Further, some theorists, such as the sociologist Bryan Wilson, have suggested that there has been a “resacralization” of society, at least in some places some of the time. Wilson notes how many religious institutions have resisted secularization and that many human beings, even within this modern day of technology and technological consciousness, seek to satisfy their deepest personal longings within religion (15). For some of these people, religion offers alternatives to the secular mentality. There has even been the emergence of new spiritualities and religions in the form of revived paganism and New Age Spirituality.
1. Chaves, Mark. 1994. “Secularization as Declining Religious Authority.” Social Forces 72(3): 749-774; Davaney, Sheila Greeve. 2009. “The Religious-Secular Divide: The U.S. Case.” Social Research 76(4):1327-1332; Graham, Gordon. 1992. “Religion, Secularization and Modernity.” Philosophy 67(260):183-197.
2. Casanova, José. 1994. Public Religions in the Modern World. Chicago: University of Chicago Press. p. 41.
3. Graham, Gordon. 1997. The Shape of the Past: A Philosophical Approach to History. Oxford University Press. p. 183.
4. Graham, Gordon. 1997. Ibid. p. 189.
5. Bainbridge, William Sims. 1993. “New Religions, Science, and Secularization.” Religion and Social Order 3:277-293.
6. Tumminia, Diana. 2007. Alien Worlds: Social and Religious Dimensions of Extraterrestrial Contact.

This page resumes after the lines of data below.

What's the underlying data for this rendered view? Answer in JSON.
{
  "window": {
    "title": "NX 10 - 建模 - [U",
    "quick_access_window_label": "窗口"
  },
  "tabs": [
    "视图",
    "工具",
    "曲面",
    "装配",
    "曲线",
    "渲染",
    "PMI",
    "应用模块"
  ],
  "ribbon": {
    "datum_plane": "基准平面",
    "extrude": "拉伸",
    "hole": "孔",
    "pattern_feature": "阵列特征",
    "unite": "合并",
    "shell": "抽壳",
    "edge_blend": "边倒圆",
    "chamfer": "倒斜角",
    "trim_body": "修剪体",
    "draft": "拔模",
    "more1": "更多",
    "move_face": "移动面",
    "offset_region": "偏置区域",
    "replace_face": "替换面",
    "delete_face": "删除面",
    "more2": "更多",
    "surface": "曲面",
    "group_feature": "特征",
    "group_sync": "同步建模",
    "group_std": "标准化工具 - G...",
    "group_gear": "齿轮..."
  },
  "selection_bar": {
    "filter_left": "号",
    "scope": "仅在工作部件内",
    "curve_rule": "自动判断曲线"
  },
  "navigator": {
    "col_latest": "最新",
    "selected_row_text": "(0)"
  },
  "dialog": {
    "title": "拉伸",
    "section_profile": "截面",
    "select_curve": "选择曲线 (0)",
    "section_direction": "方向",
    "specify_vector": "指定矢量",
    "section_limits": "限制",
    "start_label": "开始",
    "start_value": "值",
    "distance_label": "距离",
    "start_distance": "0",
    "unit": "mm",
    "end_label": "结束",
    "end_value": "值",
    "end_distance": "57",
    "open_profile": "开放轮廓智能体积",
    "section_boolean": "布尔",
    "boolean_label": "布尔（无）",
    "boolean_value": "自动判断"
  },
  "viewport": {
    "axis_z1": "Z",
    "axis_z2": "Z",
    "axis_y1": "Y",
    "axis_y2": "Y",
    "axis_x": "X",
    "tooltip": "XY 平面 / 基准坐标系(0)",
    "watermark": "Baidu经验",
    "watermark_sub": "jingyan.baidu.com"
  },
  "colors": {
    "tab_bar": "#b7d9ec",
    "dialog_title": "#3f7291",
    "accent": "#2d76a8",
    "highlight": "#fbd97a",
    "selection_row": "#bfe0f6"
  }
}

New York: Syracuse University Press. p. 61.
7. Sentes, Bryan., and Palmer, Susan. 2000. “Presumed Immanent: the Raëlians, UFO Religions, and the Postmodern Condition.” Nova Religio: The Journal of Alternative and Emergent Religions 4(1):86-105. p. 88.
8. Casanova, José. 1994. Ibid. p. 19-20.
9. Graham, Gordon. 1997. Ibid. p. 96-97.
10. Chaves, Mark. 1994. Ibid. p. 749-750.
11. Pew Researcher Center. 2015. The Future of World Religions: Population Growth Projections, 2010-2050. Available.
12. Eisgruber, Christopher. 2006. “Secularization, Religiosity, and the United States Constitution.” Indiana Journal of Global Legal Studies 13(2):445-472. p. 457.
13. Huss, Boaz. 2015. “The Sacred is the Profane, Spirituality is not Religion: The Decline of the Religion/Secular Divide and the Emergence of the Critical Discourse on Religion.” Method & Theory in the Study of Religion 27(2):97-103. p. 101.
14. Eisgruber, Christopher. 2006. Ibid. p. 456.
15. Capps, Walter. 1995. Religious Studies: The Making of a Discipline. Minneapolis: Fortress Press p. 206.